All of the competition divisions revolve around the basic premise of kenpo as a self-defense technique, not as a sport. Hagood said the disciple combines aspects of several other martial arts to create a self-defense system in which practitioners use specific movements to respond to specific attacks.

Hagood stressed that the idea is never to instigate a fight but to be ready to defend yourself.

"It doesn't have to be aggressive," he said. "But once the person decides to defend themselves, it's nasty."

While the chance to compete was thrilling for the young students, it's all par for the course for the school, which has been training Treasure Valley karate students for more than 25 years.

Hagood started as a casual student himself, joining a class after a co-worker began teaching him kenpo karate in a park during their lunch break.

"My confidence level wasn't where it needed to be [in terms of] self defense," Hagood said. "I didn't want to be out of control."

A life-long athlete, Hagood felt immediately drawn to kenpo, a practice that appealed to him both in its physicality and the mental concentration required to advance. Kenpo, like many other forms of martial arts, stresses both self-discipline and respect.

"This is a life change," Hagood said, adding that students must show both physical and personal growth in order to earn advancements.

As Deroin and Rambough, both brown belts, demonstrated a carefully choreographed sequence of movements, Hagood explained that each student must have focused mental concentration as well as the physical knowledge to be able to do the exercise as it is intended.

He continued the tutorial as Rotta, a freshly minted brown belt, demonstrated self-defence techniques using Czarnecki as a target. Physical force is masked behind precise movements, but Hagood said students must have an understanding of their strength and the consequences of their actions in order to perform using full strength, but still pull the punches at the last second.

He smiled as he watched Rotta throw Czarnecki to the ground, pointing out that Rotta and Knight are girls who will never be caught off guard in a dark alley.

Hagood began teaching not long after he joined the school, originally located on Main Street in downtown Boise. It soon outgrew the space and in 1986, moved to its present home in downtown Meridian.

Based in a converted church, Hagood said the location caused some consternation just after the move. But decades later, the building is still a place of spiritual concentration—just of a different sort. Now the sanctuary is lined with gray mats, and what was once the altar now displays the school's sign and several of the ranking members' belts. Trophies and group pictures line the lobby, but visitors get the feeling that it's still a place of reverence.

In the 1980s, the karate scene in the valley was much larger, with up to four local tournaments each year. The opportunity for competition drove Hagood to succeed, and he was asked to be a member of the United States Kenpo Team three times, competing in Ireland, Sweden and Spain.
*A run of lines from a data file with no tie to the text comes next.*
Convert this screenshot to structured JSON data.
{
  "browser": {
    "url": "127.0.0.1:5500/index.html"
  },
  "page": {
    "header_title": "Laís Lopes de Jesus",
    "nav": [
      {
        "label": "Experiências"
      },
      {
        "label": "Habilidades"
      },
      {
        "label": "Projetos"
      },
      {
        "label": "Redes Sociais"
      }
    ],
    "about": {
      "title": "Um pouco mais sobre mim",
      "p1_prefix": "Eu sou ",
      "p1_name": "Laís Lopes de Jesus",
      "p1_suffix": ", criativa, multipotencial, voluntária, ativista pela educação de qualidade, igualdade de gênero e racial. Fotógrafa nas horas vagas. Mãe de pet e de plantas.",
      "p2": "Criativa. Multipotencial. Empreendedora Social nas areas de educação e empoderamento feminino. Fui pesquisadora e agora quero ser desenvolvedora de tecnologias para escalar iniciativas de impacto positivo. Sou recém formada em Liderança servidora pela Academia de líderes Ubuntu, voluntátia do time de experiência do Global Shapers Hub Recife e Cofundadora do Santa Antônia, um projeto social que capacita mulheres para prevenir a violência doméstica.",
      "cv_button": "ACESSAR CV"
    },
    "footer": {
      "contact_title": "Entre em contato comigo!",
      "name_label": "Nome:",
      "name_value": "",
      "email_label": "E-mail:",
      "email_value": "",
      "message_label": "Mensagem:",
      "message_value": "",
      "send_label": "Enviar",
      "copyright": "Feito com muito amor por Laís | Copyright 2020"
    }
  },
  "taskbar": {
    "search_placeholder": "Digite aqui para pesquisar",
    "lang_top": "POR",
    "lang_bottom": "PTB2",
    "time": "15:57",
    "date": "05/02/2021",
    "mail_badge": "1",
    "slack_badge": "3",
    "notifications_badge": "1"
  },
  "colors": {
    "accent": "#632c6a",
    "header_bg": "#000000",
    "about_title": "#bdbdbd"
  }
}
Most of the students who competed in California said they originally got into kenpo at the encouragement of, or even with, family, but found the camaraderie, support and competition kept them with it.
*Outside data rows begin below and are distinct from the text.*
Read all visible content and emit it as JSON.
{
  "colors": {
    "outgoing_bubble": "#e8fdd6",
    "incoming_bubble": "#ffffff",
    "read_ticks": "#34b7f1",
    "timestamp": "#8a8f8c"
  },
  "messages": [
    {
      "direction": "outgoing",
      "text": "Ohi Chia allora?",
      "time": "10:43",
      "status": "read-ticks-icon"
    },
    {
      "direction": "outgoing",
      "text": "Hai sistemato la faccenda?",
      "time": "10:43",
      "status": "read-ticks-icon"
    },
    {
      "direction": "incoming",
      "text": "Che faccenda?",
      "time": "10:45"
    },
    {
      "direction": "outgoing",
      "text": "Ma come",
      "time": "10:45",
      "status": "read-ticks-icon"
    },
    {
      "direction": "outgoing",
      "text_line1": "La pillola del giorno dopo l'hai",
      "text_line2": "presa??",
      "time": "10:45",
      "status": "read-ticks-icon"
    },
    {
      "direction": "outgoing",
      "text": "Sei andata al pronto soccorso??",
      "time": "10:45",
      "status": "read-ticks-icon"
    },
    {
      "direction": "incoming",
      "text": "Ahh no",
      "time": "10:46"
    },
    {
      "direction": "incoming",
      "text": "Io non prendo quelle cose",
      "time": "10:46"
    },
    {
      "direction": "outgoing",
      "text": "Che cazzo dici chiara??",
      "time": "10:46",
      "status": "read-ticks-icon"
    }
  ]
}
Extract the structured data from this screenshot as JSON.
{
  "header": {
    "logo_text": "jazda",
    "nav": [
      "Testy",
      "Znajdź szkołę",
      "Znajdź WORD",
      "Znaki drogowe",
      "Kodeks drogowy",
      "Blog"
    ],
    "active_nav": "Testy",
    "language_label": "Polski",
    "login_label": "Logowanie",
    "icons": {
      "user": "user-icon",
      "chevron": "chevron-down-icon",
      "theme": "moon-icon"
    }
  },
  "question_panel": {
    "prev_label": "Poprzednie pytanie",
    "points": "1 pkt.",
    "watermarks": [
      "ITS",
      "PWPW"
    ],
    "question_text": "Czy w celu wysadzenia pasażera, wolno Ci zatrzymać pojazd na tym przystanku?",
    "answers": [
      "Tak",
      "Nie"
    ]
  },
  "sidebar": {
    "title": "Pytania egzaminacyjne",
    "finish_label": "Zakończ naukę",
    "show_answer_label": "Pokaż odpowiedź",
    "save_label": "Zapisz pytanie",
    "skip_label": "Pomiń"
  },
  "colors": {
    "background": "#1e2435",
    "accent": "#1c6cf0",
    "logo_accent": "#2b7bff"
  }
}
"It's kept me out of a lot of trouble," said Deroin.

The need to serve as a role model has also kept many of the more advanced students in line. As they climb the ranks, they begin working with some of the younger students.

"We're always on our game," Rambough said.

"You're more aware of the little things you do," Rotta said.

But those little things have forced the Idaho students to compete at a higher level than many of their peers from other schools.

While at the tournament in California, Czarnecki said the word was out on his team. "A couple of people said, 'Watch out for Team Idaho,'" he said with a smile as he remembered being the team to beat.

It's an experience that wasn't lost on the rest of the group, especially after they began racking up the wins.

"The [first] day of the tournament, they said they wanted to come back," Czarnecki said.